Yes, this is a Honda hybrid but it’s also a totally new system, named E:HEV. It doesn’t officially stand for anything, but HEV obviously means ‘hybrid electric vehicle.’
As explained in our news story, it’s different from existing hybrid systems whether it’s Toyota’s ‘normal’ hybrid setup, or Nissan’s E-Power system. A standard hybrid system – we see on Toyotas for example – sees the engine and electric motor working together in all situations depending on what’s required. For Honda’s E:HEV system, the electric motor drives the car at speeds of up to and around 80km/h. When required, the engine tops up the battery to drive the car – in other words, it’s like a Note E-Power. But above 80km/h, the engine drives the car directly through a single-speed gear, like an overdrive on a normal gearbox. The benefits are using the motor and engine in situations where they are most effective, and also ditches the need for a gearbox. Honda says there’s an e-CVT, but there isn’t really a conventional gearbox. Because it’s either the engine or motor moving the car, there’s no combined hybrid system output.
But techno-wizardry-because-we-can aside, does it work in Singapore? Yes, it’s efficient enough to give Toyota’s hybrids strong competition.
Over a 150km run, the Jazz delivered a combined fuel consumption of 4.3L/100km. That doesn’t sound impressive, but this was done without using Econ mode (deadens throttle response), and included our very inefficient video and photo shoots. A run without the latter brought 3.7L/100km – better than the car’s claimed fuel consumption. Honda’s system also seems to work well on highways, with a run on the AYE and PIE giving around 3.0L/100km and sometimes better.
Our guess is, average people will do low to sub 4.0L/100km driving in a restrained manner. With VES stacking the cards against non-hybrid cars, and with the Jazz this good at sipping fuel we tell Honda Japan this: All your models should have an official hybrid version.
As for its actual driving characteristics, in city driving it’s mostly silent electric running, with the instant 253Nm of the motor great for quick maneuvers, especially since it’s paired with the typical Jazz handling – neat, quick, and oh so easy to manage. The kick-in of the inline four cylinder engine is noticeable, but it’s not as obvious as the Note E-Power’s three-cylinder unit, or even the Kia Niro’s 1.6 inline four. If the Jazz is this frugal, it bodes very well for the next HR-V small SUV, which will also use the system, and also the next-gen Civic.
Honda claims multiple improvements to refinement, and the Jazz is certainly more refined than it used to be, with less road noise overall. However it now gains a little more thump over bumps, and it can get a little crashy over longer stretches of roughness.
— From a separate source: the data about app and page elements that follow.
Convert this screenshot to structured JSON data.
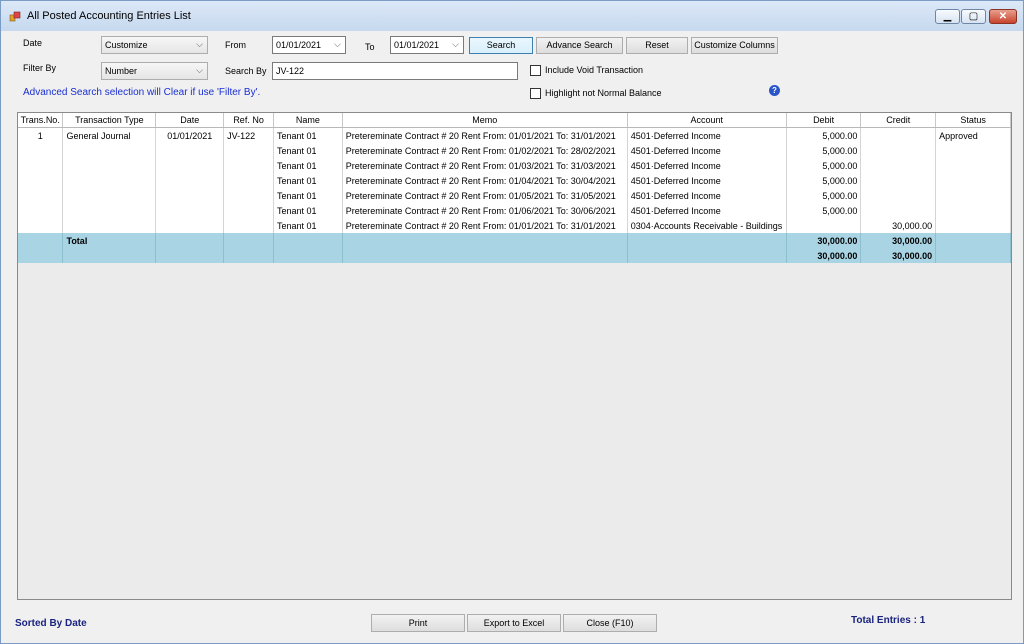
{
  "window": {
    "title": "All Posted Accounting Entries List"
  },
  "filters": {
    "date_label": "Date",
    "date_mode": "Customize",
    "from_label": "From",
    "from_value": "01/01/2021",
    "to_label": "To",
    "to_value": "01/01/2021",
    "filter_by_label": "Filter By",
    "filter_by_value": "Number",
    "search_by_label": "Search By",
    "search_by_value": "JV-122",
    "include_void_label": "Include Void Transaction",
    "highlight_label": "Highlight not Normal Balance",
    "info_text": "Advanced Search selection will Clear if use 'Filter By'."
  },
  "buttons": {
    "search": "Search",
    "advance_search": "Advance Search",
    "reset": "Reset",
    "customize_columns": "Customize Columns",
    "print": "Print",
    "export_excel": "Export to Excel",
    "close": "Close (F10)"
  },
  "table": {
    "columns": [
      "Trans.No.",
      "Transaction Type",
      "Date",
      "Ref. No",
      "Name",
      "Memo",
      "Account",
      "Debit",
      "Credit",
      "Status"
    ],
    "header": {
      "trans_no": "1",
      "type": "General Journal",
      "date": "01/01/2021",
      "ref": "JV-122",
      "status": "Approved"
    },
    "rows": [
      {
        "name": "Tenant 01",
        "memo": "Pretereminate Contract # 20 Rent From: 01/01/2021 To: 31/01/2021",
        "account": "4501·Deferred Income",
        "debit": "5,000.00",
        "credit": ""
      },
      {
        "name": "Tenant 01",
        "memo": "Pretereminate Contract # 20 Rent From: 01/02/2021 To: 28/02/2021",
        "account": "4501·Deferred Income",
        "debit": "5,000.00",
        "credit": ""
      },
      {
        "name": "Tenant 01",
        "memo": "Pretereminate Contract # 20 Rent From: 01/03/2021 To: 31/03/2021",
        "account": "4501·Deferred Income",
        "debit": "5,000.00",
        "credit": ""
      },
      {
        "name": "Tenant 01",
        "memo": "Pretereminate Contract # 20 Rent From: 01/04/2021 To: 30/04/2021",
        "account": "4501·Deferred Income",
        "debit": "5,000.00",
        "credit": ""
      },
      {
        "name": "Tenant 01",
        "memo": "Pretereminate Contract # 20 Rent From: 01/05/2021 To: 31/05/2021",
        "account": "4501·Deferred Income",
        "debit": "5,000.00",
        "credit": ""
      },
      {
        "name": "Tenant 01",
        "memo": "Pretereminate Contract # 20 Rent From: 01/06/2021 To: 30/06/2021",
        "account": "4501·Deferred Income",
        "debit": "5,000.00",
        "credit": ""
      },
      {
        "name": "Tenant 01",
        "memo": "Pretereminate Contract # 20 Rent From: 01/01/2021 To: 31/01/2021",
        "account": "0304·Accounts Receivable - Buildings",
        "debit": "",
        "credit": "30,000.00"
      }
    ],
    "total_label": "Total",
    "total_debit": "30,000.00",
    "total_credit": "30,000.00",
    "grand_debit": "30,000.00",
    "grand_credit": "30,000.00"
  },
  "footer": {
    "sorted_by": "Sorted By Date",
    "total_entries": "Total Entries : 1"
  }
}
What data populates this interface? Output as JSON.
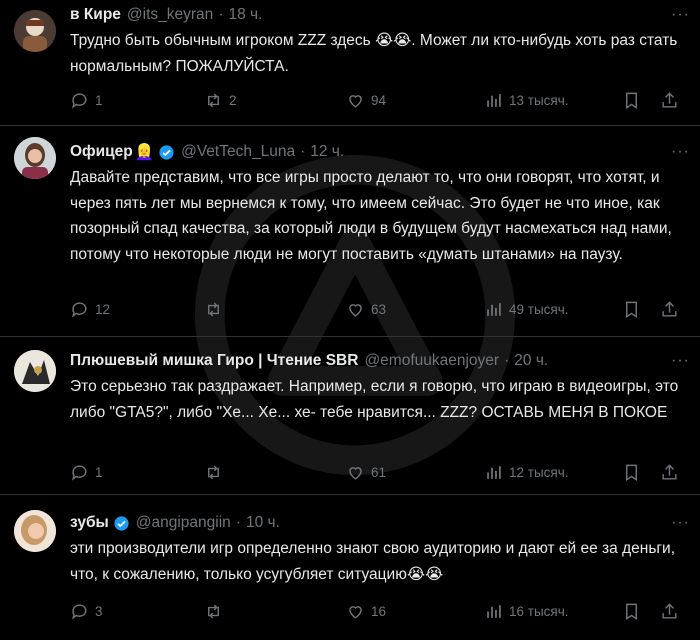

But on the whole, it’s a near perfect city runabout. The new windscreen and A-pillar design deliver superb visibility – important in the age of Nourishment Ursines – and the car’s as easy to park as it always has been, even without the rearview camera.